So let me just say this, because I would have liked to have heard it. Yes, relationships take work. But it should be hard work like digging in a garden is hard work. Not hard work like digging in an abandoned coal mine with your bare hands.
In fact, a pretty good relational test is whether you can speak your truth (kindly, whenever possible, see above) without worrying that the whole thing will cave in and bury you alive.
Much to our surprise, Nick and I discovered that more bluntness brought more ease, grace, and tenderness into our marriage. It turned out that a ridiculous proportion of the fights we were having were because one of us was skirting an uncomfortable topic, hinting around at something that might create conflict, or avoiding saying that really squirmy thing.
We weren’t trying to be deceitful, just trying to keep the peace. Harmony. Compromise. Aren’t those good things?
But it turned out that all that skirting of conflict was actually causing MORE conflict, and in fact was layering unspoken conflict on top of unspoken conflict until it was like a dangerous layer cake.
Even so, I was afraid of what might happen if we just came out and SAID the squirmy thing. Probably the world would end in a fiery blaze.
I was wrong. Not only did the world not end, it got SO MUCH BETTER.
When we committed to a policy of radical bluntness in our marriage, a lot of the murkiness immediately evaporated. There was immense relief in just knowing exactly what the other person thought and needed.
…I mean, MOST of the time.
And then there were those OTHER times, where we were communicating perfectly clearly but it turned out we just really didn’t LIKE what the other person was saying. But even then, at least we knew exactly what we were dealing with (and we could set up an urgent session with our fantastic therapist! who works virtually! tell her I sent you! to hash it out in a clean, safe space).

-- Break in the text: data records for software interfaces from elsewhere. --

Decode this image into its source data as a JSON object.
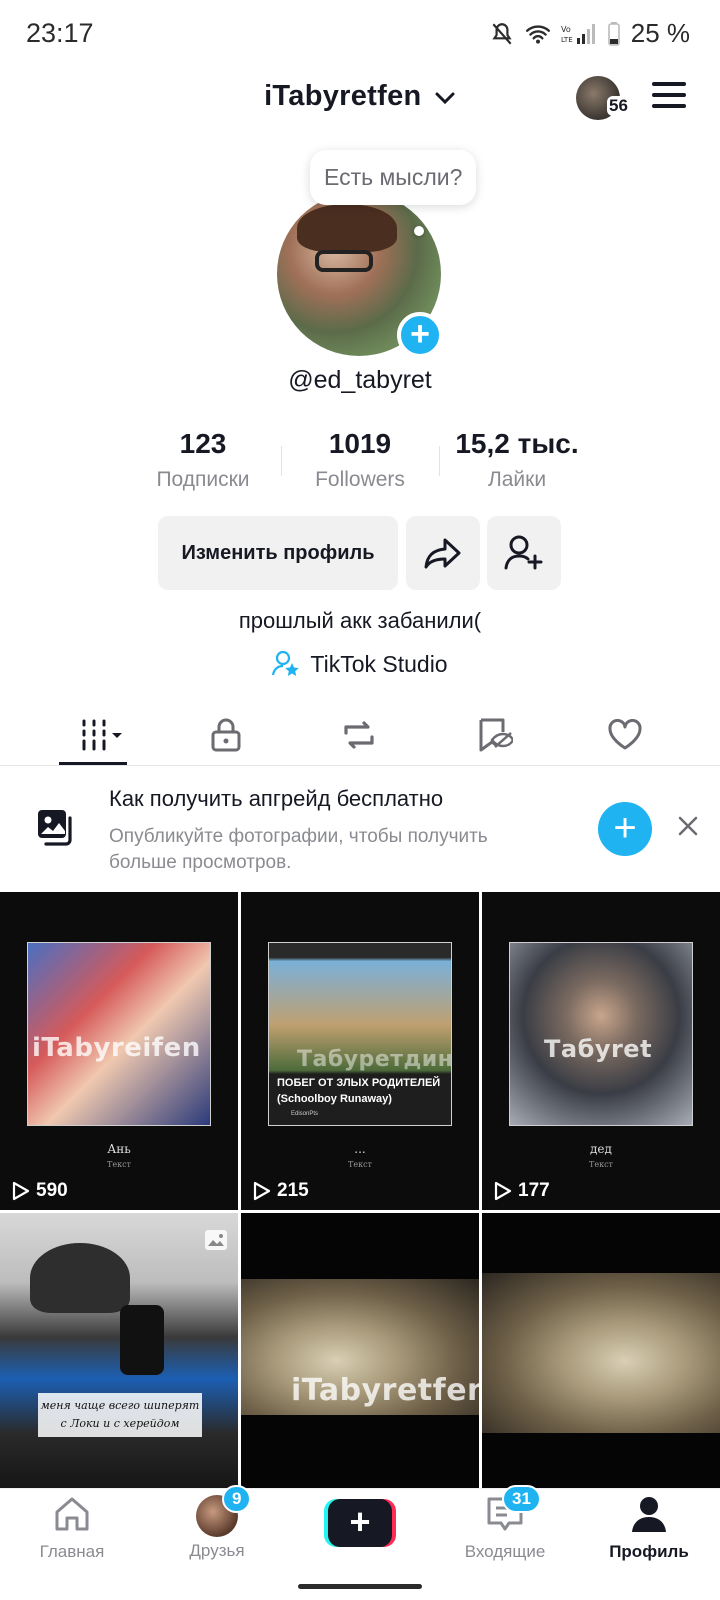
{
  "status_bar": {
    "time": "23:17",
    "battery": "25 %"
  },
  "header": {
    "username": "iTabyretfen",
    "story_count": "56"
  },
  "profile": {
    "thought_bubble": "Есть мысли?",
    "handle": "@ed_tabyret",
    "stats": [
      {
        "value": "123",
        "label": "Подписки"
      },
      {
        "value": "1019",
        "label": "Followers"
      },
      {
        "value": "15,2 тыс.",
        "label": "Лайки"
      }
    ],
    "edit_button": "Изменить профиль",
    "bio": "прошлый акк забанили(",
    "studio_link": "TikTok Studio"
  },
  "banner": {
    "title": "Как получить апгрейд бесплатно",
    "subtitle": "Опубликуйте фотографии, чтобы получить больше просмотров."
  },
  "videos": [
    {
      "views": "590",
      "caption": "Ань",
      "subcaption": "Текст",
      "watermark": "iTabyreifen"
    },
    {
      "views": "215",
      "caption": "...",
      "subcaption": "Текст",
      "watermark": "Табуретдин",
      "overlay_title": "ПОБЕГ ОТ ЗЛЫХ РОДИТЕЛЕЙ",
      "overlay_sub": "(Schoolboy Runaway)",
      "overlay_author": "EdisonPts"
    },
    {
      "views": "177",
      "caption": "дед",
      "subcaption": "Текст",
      "watermark": "Табyret"
    },
    {
      "caption_line1": "меня чаще всего шиперят",
      "caption_line2": "с Локи и с херейдом"
    },
    {
      "watermark": "iTabyretfen"
    },
    {
      "watermark": ""
    }
  ],
  "nav": {
    "home": "Главная",
    "friends": "Друзья",
    "friends_badge": "9",
    "inbox": "Входящие",
    "inbox_badge": "31",
    "profile": "Профиль"
  },
  "colors": {
    "accent": "#20b3f2",
    "text": "#161823",
    "muted": "#8a8b91"
  }
}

I think more of us need to have blunt conversations like this. It’s terrifying, but the relief on the other side is incredible. And when you have them, as a matter of course, about a lot of little things as well as the big things, all those unspoken things don’t build up and fester until they explode in a volcano of putrid resentment. (Oh wait, that’s never happened to you?)
I think this is true not just in romantic partnerships but in most parts of life.

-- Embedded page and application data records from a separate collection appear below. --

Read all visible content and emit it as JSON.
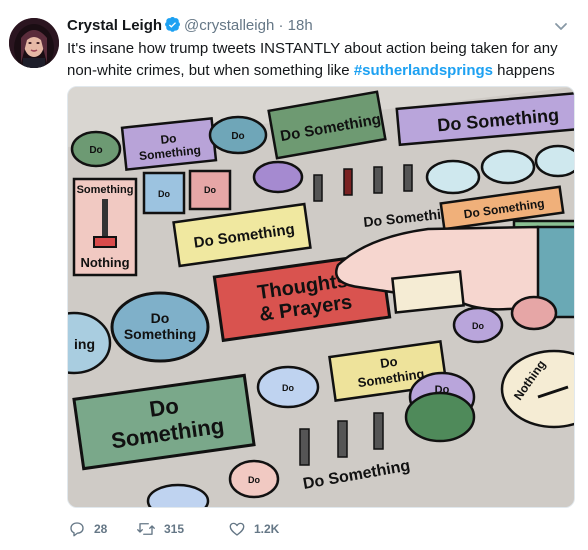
{
  "tweet": {
    "author_name": "Crystal Leigh",
    "handle": "@crystalleigh",
    "separator": "·",
    "time": "18h",
    "text_before": "It's insane how trump tweets INSTANTLY about action being taken for any non-white crimes, but when something like ",
    "hashtag": "#sutherlandsprings",
    "text_after": " happens"
  },
  "image": {
    "do_something": "Do Something",
    "do": "Do",
    "something": "Something",
    "do_some_thing": "Do Some thing",
    "thoughts_prayers_line1": "Thoughts",
    "thoughts_prayers_line2": "& Prayers",
    "nothing": "Nothing",
    "slider_label": "Something",
    "partial_ng": "ing",
    "partial_nothing": "Nothing"
  },
  "actions": {
    "replies": "28",
    "retweets": "315",
    "likes": "1.2K"
  },
  "colors": {
    "link_blue": "#1da1f2",
    "verified_blue": "#1da1f2",
    "secondary_gray": "#657786"
  }
}
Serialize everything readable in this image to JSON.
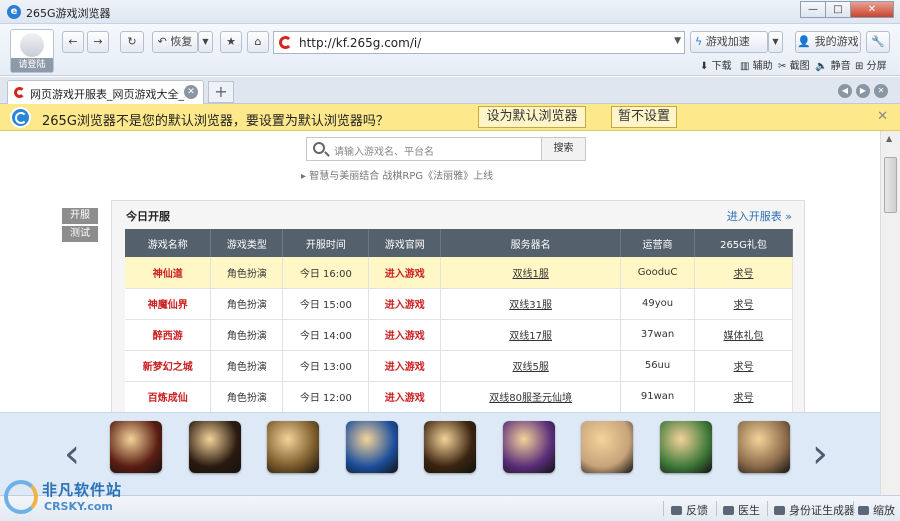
{
  "window": {
    "title": "265G游戏浏览器",
    "controls": {
      "minimize": "—",
      "maximize": "□",
      "close": "✕"
    }
  },
  "toolbar": {
    "login_label": "请登陆",
    "restore_label": "恢复",
    "address_url": "http://kf.265g.com/i/",
    "game_accel_label": "游戏加速",
    "my_games_label": "我的游戏",
    "sub_items": [
      "下载",
      "辅助",
      "截图",
      "静音",
      "分屏"
    ]
  },
  "tabs": [
    {
      "label": "网页游戏开服表_网页游戏大全_2..."
    }
  ],
  "notice": {
    "text": "265G浏览器不是您的默认浏览器，要设置为默认浏览器吗？",
    "set_default_label": "设为默认浏览器",
    "not_now_label": "暂不设置"
  },
  "search": {
    "placeholder": "请输入游戏名、平台名",
    "button_label": "搜索"
  },
  "tagline": "▸ 智慧与美丽结合 战棋RPG《法丽雅》上线",
  "side_buttons": [
    "开服",
    "测试"
  ],
  "panel": {
    "title": "今日开服",
    "more_link": "进入开服表 »",
    "columns": [
      "游戏名称",
      "游戏类型",
      "开服时间",
      "游戏官网",
      "服务器名",
      "运营商",
      "265G礼包"
    ],
    "rows": [
      [
        "神仙道",
        "角色扮演",
        "今日 16:00",
        "进入游戏",
        "双线1服",
        "GooduC",
        "求号"
      ],
      [
        "神魔仙界",
        "角色扮演",
        "今日 15:00",
        "进入游戏",
        "双线31服",
        "49you",
        "求号"
      ],
      [
        "醉西游",
        "角色扮演",
        "今日 14:00",
        "进入游戏",
        "双线17服",
        "37wan",
        "媒体礼包"
      ],
      [
        "新梦幻之城",
        "角色扮演",
        "今日 13:00",
        "进入游戏",
        "双线5服",
        "56uu",
        "求号"
      ],
      [
        "百炼成仙",
        "角色扮演",
        "今日 12:00",
        "进入游戏",
        "双线80服圣元仙境",
        "91wan",
        "求号"
      ]
    ]
  },
  "games_strip": {
    "prev": "‹",
    "next": "›",
    "icons": [
      {
        "name": "game-icon-1",
        "color": "#5a1d12"
      },
      {
        "name": "game-icon-2",
        "color": "#2a1a10"
      },
      {
        "name": "game-icon-3",
        "color": "#7a5a2a"
      },
      {
        "name": "game-icon-4",
        "color": "#1d4f9c"
      },
      {
        "name": "game-icon-5",
        "color": "#3a2410"
      },
      {
        "name": "game-icon-6",
        "color": "#5a2e7a"
      },
      {
        "name": "game-icon-7",
        "color": "#c7a37a"
      },
      {
        "name": "game-icon-8",
        "color": "#3f7a3a"
      },
      {
        "name": "game-icon-9",
        "color": "#8a6a4a"
      }
    ]
  },
  "status": {
    "watermark": "非凡软件站",
    "watermark_sub": "CRSKY.com",
    "items": [
      "反馈",
      "医生",
      "身份证生成器",
      "缩放"
    ]
  }
}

What if you simply SAID the things you always thought you couldn’t say?
What would happen?
Well, fair warning, your unhealthy relationships might fall apart. That’s true. But if that happens, it means that they were only being propped up on a rickety arrangement of both people politely looking the other way and never actually seeing each other for real. (Which is the loneliest kind of relationship of all.)

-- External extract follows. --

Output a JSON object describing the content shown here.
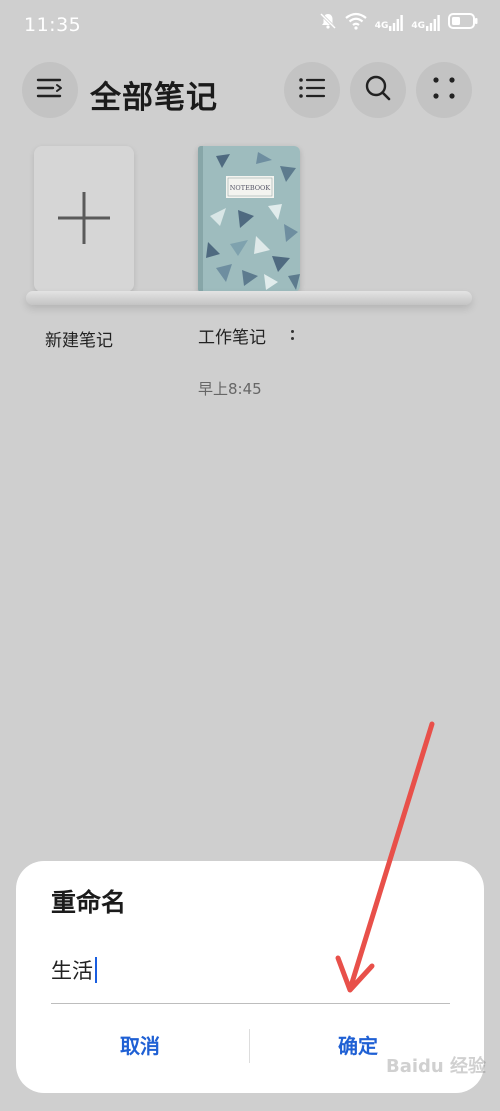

Your good relationships will get stronger. So much of the emotional gunk will get stripped away and you’ll see what you’re really dealing with. I can’t recommend it highly enough! Hurrah for bluntness!
HOWEVER, before you go try this, let me offer a few commonsense words.
Start practicing your “kind and blunt” approach on the little things.
Start with strangers, like the server who brought you the wrong order or the person on the bus who’s stepping on your foot.
Do not start with the most loaded, charged, longstanding argument you’ve had with your spouse for the last ten years. Do not start with your immediate family. Start with more neutral things, perhaps conversations about laundry, about the snow shovel, about the flavor of yogurt you buy. If you discover big gnarly truths welling up alarmingly, definitely enlist the help of a therapist or trusted coach.
Start easy and work your way up to the big stuff, ok? Gently, the way you’d start lifting weights.
Tell your truth. Say it as kindly as you can. And if you can’t be kind about it, know that just saying it bluntly might still be the very kindest thing you can do.